= Exercise =
All lines containing the string "points" must be copied from the entries.

= Dataset content =
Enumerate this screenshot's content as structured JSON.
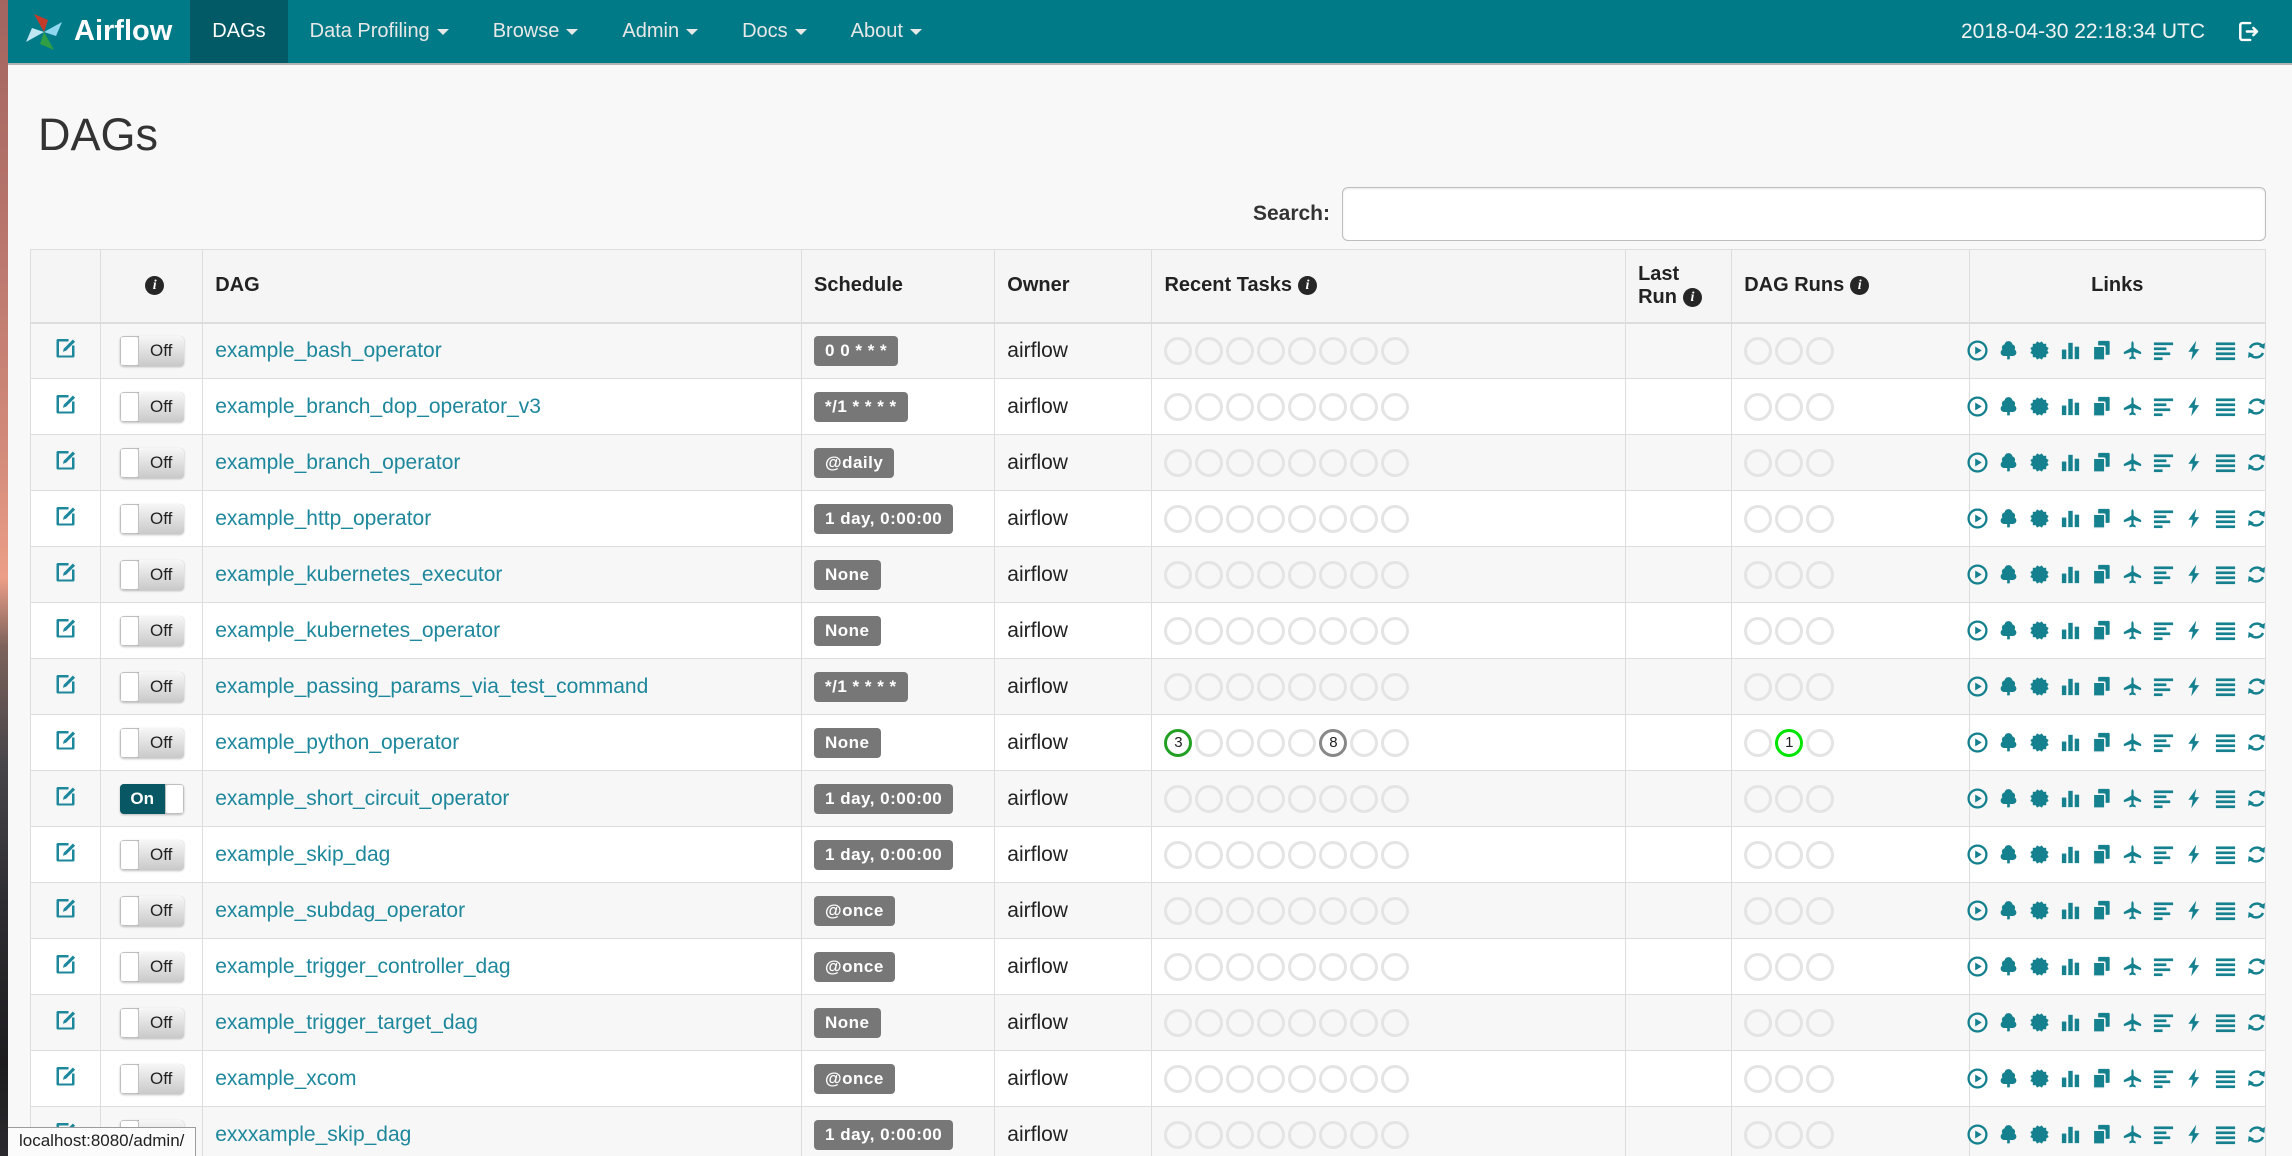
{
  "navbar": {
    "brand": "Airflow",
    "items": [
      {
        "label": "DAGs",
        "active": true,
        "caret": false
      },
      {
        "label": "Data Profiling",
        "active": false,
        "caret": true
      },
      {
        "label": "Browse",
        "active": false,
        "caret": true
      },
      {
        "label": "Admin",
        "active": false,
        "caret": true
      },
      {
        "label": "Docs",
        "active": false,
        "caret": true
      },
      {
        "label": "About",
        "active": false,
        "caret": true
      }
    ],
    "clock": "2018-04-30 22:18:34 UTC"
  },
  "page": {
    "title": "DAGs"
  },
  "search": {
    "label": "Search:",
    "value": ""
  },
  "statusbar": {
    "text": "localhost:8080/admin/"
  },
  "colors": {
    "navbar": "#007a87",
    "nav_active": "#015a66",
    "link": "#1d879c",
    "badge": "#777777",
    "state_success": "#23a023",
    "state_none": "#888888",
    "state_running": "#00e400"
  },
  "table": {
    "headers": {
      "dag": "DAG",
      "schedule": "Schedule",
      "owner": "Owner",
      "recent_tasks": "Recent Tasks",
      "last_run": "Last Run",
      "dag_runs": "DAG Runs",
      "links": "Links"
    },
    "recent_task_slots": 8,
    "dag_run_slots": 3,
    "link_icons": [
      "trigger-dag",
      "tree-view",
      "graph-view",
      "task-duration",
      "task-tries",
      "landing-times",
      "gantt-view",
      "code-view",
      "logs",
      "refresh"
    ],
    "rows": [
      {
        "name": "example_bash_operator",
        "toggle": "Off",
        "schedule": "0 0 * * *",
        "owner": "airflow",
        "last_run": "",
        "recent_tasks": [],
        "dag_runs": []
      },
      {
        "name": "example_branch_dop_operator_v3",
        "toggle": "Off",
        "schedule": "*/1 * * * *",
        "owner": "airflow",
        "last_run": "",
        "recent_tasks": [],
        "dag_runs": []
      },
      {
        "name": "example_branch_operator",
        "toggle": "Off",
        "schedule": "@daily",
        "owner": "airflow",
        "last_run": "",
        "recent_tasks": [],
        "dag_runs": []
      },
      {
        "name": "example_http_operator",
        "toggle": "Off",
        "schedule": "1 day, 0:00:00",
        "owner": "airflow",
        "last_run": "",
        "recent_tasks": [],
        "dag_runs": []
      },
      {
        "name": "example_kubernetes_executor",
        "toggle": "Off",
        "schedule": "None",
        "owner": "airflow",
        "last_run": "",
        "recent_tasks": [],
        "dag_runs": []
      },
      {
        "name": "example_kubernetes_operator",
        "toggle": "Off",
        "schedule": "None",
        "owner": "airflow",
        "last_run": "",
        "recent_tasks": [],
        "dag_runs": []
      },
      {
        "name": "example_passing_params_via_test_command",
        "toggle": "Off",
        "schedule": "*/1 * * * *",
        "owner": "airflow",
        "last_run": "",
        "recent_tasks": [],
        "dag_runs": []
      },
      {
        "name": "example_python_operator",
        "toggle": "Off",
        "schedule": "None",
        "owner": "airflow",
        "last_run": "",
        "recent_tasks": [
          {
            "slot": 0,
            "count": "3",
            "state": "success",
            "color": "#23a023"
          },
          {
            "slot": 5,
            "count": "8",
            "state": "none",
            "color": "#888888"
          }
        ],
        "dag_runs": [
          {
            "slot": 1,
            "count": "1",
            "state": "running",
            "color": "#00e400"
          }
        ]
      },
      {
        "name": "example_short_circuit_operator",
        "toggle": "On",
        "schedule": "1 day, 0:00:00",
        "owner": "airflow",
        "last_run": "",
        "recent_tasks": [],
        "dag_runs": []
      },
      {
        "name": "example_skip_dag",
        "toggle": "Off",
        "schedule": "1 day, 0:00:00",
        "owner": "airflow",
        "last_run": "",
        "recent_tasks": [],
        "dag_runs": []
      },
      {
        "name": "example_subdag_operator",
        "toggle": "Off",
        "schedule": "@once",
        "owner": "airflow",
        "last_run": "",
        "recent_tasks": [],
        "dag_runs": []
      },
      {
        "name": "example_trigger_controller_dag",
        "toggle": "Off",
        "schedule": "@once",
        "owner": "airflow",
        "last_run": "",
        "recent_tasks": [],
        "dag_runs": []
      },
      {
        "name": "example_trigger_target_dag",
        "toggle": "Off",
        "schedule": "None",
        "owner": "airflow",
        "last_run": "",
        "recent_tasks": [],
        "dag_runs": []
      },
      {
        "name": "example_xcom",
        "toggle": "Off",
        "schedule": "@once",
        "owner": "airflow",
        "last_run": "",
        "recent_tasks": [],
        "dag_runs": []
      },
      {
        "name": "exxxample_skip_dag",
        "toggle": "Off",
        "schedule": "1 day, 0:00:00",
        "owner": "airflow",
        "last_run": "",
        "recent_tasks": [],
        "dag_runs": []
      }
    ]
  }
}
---
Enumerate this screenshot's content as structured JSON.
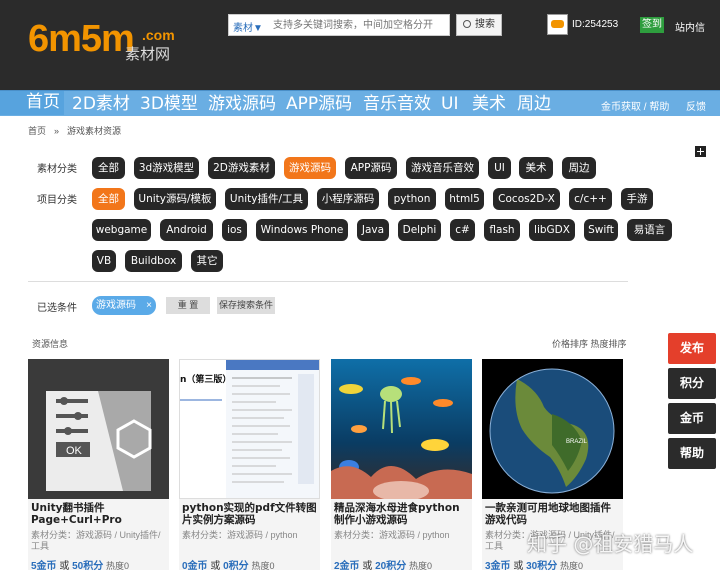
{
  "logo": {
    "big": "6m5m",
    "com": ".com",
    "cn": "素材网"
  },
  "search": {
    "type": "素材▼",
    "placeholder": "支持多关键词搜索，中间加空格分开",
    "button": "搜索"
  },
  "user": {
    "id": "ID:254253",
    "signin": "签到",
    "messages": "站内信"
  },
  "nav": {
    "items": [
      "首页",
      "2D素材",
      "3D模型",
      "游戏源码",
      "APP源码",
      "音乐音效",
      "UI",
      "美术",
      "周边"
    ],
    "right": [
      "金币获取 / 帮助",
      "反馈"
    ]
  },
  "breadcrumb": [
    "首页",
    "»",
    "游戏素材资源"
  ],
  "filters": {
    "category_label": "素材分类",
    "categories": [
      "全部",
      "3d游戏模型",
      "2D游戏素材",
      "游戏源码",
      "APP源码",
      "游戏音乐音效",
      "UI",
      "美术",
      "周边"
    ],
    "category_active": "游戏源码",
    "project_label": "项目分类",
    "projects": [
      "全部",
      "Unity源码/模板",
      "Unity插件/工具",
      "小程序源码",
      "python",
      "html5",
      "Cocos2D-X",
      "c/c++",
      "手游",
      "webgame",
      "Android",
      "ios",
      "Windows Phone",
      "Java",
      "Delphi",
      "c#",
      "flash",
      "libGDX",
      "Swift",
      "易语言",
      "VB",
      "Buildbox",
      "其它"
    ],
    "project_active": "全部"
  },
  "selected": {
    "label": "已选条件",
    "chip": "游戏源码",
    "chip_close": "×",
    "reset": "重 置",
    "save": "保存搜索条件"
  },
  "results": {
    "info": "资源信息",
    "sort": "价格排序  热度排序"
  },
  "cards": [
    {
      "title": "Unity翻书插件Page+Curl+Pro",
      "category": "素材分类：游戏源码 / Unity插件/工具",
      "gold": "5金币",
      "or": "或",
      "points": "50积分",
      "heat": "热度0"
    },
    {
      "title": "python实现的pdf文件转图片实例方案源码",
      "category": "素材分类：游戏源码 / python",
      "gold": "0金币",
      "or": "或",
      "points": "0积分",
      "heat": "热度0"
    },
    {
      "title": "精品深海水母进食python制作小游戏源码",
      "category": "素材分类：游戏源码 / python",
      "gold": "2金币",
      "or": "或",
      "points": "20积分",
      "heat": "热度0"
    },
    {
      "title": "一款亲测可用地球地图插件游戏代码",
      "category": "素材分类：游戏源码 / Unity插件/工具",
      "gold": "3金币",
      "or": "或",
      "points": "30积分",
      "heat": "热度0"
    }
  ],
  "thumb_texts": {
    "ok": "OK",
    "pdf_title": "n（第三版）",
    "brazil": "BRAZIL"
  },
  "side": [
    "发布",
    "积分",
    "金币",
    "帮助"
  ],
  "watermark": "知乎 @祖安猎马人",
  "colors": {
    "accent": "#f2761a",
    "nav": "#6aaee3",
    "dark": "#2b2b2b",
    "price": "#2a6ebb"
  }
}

= Output =
      "points": "50积分",
      "points": "0积分",
      "points": "20积分",
      "points": "30积分",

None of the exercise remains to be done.